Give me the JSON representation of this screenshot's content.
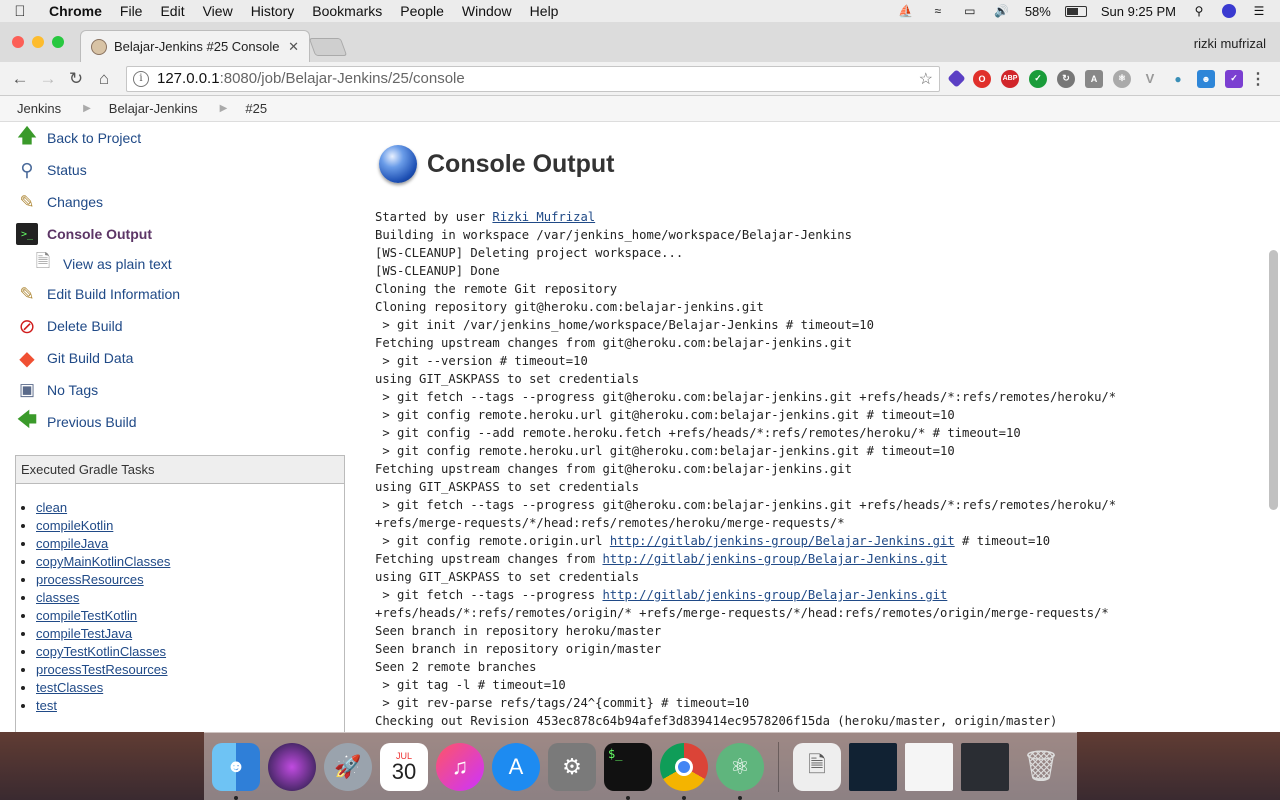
{
  "menubar": {
    "app": "Chrome",
    "items": [
      "File",
      "Edit",
      "View",
      "History",
      "Bookmarks",
      "People",
      "Window",
      "Help"
    ],
    "battery": "58%",
    "clock": "Sun 9:25 PM"
  },
  "browser": {
    "tab_title": "Belajar-Jenkins #25 Console [",
    "profile": "rizki mufrizal",
    "url_host": "127.0.0.1",
    "url_path": ":8080/job/Belajar-Jenkins/25/console"
  },
  "breadcrumbs": [
    "Jenkins",
    "Belajar-Jenkins",
    "#25"
  ],
  "sidepanel": {
    "back": "Back to Project",
    "status": "Status",
    "changes": "Changes",
    "console": "Console Output",
    "plain": "View as plain text",
    "edit": "Edit Build Information",
    "delete": "Delete Build",
    "git": "Git Build Data",
    "tags": "No Tags",
    "previous": "Previous Build"
  },
  "gradle": {
    "title": "Executed Gradle Tasks",
    "tasks": [
      "clean",
      "compileKotlin",
      "compileJava",
      "copyMainKotlinClasses",
      "processResources",
      "classes",
      "compileTestKotlin",
      "compileTestJava",
      "copyTestKotlinClasses",
      "processTestResources",
      "testClasses",
      "test"
    ]
  },
  "main": {
    "title": "Console Output"
  },
  "console": {
    "l1_prefix": "Started by user ",
    "l1_user": "Rizki Mufrizal",
    "lines_a": "Building in workspace /var/jenkins_home/workspace/Belajar-Jenkins\n[WS-CLEANUP] Deleting project workspace...\n[WS-CLEANUP] Done\nCloning the remote Git repository\nCloning repository git@heroku.com:belajar-jenkins.git\n > git init /var/jenkins_home/workspace/Belajar-Jenkins # timeout=10\nFetching upstream changes from git@heroku.com:belajar-jenkins.git\n > git --version # timeout=10\nusing GIT_ASKPASS to set credentials\n > git fetch --tags --progress git@heroku.com:belajar-jenkins.git +refs/heads/*:refs/remotes/heroku/*\n > git config remote.heroku.url git@heroku.com:belajar-jenkins.git # timeout=10\n > git config --add remote.heroku.fetch +refs/heads/*:refs/remotes/heroku/* # timeout=10\n > git config remote.heroku.url git@heroku.com:belajar-jenkins.git # timeout=10\nFetching upstream changes from git@heroku.com:belajar-jenkins.git\nusing GIT_ASKPASS to set credentials\n > git fetch --tags --progress git@heroku.com:belajar-jenkins.git +refs/heads/*:refs/remotes/heroku/*\n+refs/merge-requests/*/head:refs/remotes/heroku/merge-requests/*",
    "l_origin_prefix": " > git config remote.origin.url ",
    "gitlab_url": "http://gitlab/jenkins-group/Belajar-Jenkins.git",
    "l_origin_suffix": " # timeout=10",
    "l_fetch_prefix": "Fetching upstream changes from ",
    "l_askpass": "using GIT_ASKPASS to set credentials",
    "l_fetch2_prefix": " > git fetch --tags --progress ",
    "lines_b": "+refs/heads/*:refs/remotes/origin/* +refs/merge-requests/*/head:refs/remotes/origin/merge-requests/*\nSeen branch in repository heroku/master\nSeen branch in repository origin/master\nSeen 2 remote branches\n > git tag -l # timeout=10\n > git rev-parse refs/tags/24^{commit} # timeout=10\nChecking out Revision 453ec878c64b94afef3d839414ec9578206f15da (heroku/master, origin/master)"
  },
  "dock": {
    "calendar_month": "JUL",
    "calendar_day": "30"
  }
}
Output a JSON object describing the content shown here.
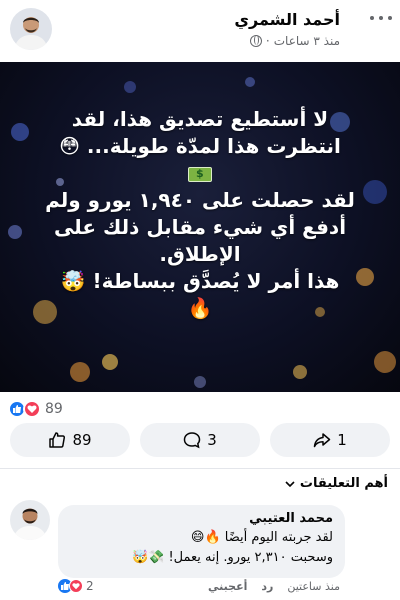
{
  "post": {
    "author_name": "أحمد الشمري",
    "time": "منذ ٣ ساعات",
    "separator": "·",
    "text_lines": [
      "لا أستطيع تصديق هذا، لقد",
      "انتظرت هذا لمدّة طويلة... 😳",
      "لقد حصلت على ١,٩٤٠ يورو ولم",
      "أدفع أي شيء مقابل ذلك على",
      "الإطلاق.",
      "هذا أمر لا يُصدَّق ببساطة! 🤯",
      "🔥"
    ]
  },
  "reactions": {
    "count": "89",
    "icons": [
      "like-icon",
      "heart-icon"
    ]
  },
  "actions": {
    "like_count": "89",
    "comment_count": "3",
    "share_count": "1"
  },
  "comments": {
    "sort_label": "أهم التعليقات",
    "items": [
      {
        "author": "محمد العتيبي",
        "text_line1": "لقد جربته اليوم أيضًا 🔥😄",
        "text_line2": "وسحبت ٢,٣١٠ يورو. إنه يعمل! 💸🤯",
        "like_label": "أعجبني",
        "reply_label": "رد",
        "time": "منذ ساعتين",
        "reaction_count": "2"
      }
    ]
  },
  "colors": {
    "brand_blue": "#1877f2",
    "heart_red": "#f33e58",
    "pill_bg": "#f0f2f5",
    "meta_gray": "#65676b"
  }
}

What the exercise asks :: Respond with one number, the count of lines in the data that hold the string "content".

Written response :: 2